[EXERCISE]: Please return every line in the following data that includes the string "components".

-------- THE DATA

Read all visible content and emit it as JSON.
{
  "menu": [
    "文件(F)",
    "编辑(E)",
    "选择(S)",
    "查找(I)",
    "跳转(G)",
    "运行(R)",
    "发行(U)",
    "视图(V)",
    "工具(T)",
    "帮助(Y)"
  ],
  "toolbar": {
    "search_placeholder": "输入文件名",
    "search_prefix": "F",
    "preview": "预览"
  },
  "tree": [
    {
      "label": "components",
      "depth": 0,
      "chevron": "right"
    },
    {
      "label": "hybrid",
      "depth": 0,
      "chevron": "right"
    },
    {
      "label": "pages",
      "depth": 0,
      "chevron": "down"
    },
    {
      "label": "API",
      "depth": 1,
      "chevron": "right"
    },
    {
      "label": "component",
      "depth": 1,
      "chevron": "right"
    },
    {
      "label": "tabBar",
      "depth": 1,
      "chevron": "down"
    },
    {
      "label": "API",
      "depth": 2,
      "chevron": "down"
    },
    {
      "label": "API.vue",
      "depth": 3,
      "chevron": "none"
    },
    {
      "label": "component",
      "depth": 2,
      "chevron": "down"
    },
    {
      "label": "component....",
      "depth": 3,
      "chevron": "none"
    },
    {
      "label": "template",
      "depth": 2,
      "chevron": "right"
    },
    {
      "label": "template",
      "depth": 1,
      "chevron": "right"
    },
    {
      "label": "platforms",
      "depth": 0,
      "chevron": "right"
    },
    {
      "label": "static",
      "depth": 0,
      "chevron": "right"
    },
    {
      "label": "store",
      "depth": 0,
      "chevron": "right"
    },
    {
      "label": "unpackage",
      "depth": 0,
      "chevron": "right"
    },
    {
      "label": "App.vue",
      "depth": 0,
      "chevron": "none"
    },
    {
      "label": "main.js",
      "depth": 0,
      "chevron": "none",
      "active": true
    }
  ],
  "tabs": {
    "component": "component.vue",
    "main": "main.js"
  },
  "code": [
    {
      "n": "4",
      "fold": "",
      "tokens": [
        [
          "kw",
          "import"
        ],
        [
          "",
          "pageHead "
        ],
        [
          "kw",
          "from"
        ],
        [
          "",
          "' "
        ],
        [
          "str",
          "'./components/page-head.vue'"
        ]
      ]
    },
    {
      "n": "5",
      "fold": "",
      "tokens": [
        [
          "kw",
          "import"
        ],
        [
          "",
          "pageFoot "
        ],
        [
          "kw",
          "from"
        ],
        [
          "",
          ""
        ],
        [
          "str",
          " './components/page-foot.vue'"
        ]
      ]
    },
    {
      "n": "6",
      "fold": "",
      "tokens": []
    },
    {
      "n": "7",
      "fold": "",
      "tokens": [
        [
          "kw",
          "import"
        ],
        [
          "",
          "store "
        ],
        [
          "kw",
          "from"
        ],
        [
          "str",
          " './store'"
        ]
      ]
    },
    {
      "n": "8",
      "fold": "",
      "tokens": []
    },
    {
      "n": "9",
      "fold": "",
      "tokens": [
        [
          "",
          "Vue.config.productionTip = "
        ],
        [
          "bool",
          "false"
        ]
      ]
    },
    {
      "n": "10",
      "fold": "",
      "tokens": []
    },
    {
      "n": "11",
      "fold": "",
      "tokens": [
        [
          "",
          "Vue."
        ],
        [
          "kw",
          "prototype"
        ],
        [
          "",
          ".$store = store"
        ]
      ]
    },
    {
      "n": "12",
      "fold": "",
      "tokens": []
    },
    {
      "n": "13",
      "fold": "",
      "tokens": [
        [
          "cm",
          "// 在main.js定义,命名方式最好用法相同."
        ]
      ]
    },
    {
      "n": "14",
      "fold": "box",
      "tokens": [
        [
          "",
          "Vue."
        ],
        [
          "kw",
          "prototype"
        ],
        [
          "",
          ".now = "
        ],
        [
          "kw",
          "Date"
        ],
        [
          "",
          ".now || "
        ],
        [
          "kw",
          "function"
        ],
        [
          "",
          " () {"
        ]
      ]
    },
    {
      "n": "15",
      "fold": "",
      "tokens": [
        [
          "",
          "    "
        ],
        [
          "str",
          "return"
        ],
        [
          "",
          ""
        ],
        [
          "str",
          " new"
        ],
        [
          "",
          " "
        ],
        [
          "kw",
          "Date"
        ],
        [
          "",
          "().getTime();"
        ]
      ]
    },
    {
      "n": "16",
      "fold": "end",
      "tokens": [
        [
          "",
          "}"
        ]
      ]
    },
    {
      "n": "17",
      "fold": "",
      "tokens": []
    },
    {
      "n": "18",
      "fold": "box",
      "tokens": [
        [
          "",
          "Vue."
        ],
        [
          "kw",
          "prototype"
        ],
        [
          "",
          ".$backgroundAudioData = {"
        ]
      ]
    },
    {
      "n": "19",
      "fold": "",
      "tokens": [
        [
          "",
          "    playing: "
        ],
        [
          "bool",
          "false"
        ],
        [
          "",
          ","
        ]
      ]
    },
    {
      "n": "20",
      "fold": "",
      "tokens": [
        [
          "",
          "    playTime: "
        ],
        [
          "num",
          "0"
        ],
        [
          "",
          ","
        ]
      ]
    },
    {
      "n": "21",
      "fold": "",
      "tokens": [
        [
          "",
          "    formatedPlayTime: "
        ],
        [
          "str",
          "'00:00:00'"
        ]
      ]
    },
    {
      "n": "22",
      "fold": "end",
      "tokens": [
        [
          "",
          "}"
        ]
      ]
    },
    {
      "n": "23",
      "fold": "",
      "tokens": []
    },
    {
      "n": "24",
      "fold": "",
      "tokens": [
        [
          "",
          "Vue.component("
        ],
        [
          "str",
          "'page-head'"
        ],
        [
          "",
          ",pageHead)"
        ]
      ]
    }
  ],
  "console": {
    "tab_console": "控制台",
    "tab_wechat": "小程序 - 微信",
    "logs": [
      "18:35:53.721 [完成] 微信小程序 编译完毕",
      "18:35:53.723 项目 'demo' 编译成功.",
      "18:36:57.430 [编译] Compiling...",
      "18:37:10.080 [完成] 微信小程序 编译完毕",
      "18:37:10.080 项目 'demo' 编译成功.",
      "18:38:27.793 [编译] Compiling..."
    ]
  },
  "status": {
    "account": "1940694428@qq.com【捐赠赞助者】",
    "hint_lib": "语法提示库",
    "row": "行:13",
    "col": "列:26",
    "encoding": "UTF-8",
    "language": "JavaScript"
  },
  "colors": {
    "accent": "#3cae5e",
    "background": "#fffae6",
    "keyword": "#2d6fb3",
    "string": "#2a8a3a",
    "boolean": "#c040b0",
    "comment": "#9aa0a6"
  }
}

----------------

[OUTPUT OF THE TASK]:
      "label": "components",
          "'./components/page-head.vue'"
          " './components/page-foot.vue'"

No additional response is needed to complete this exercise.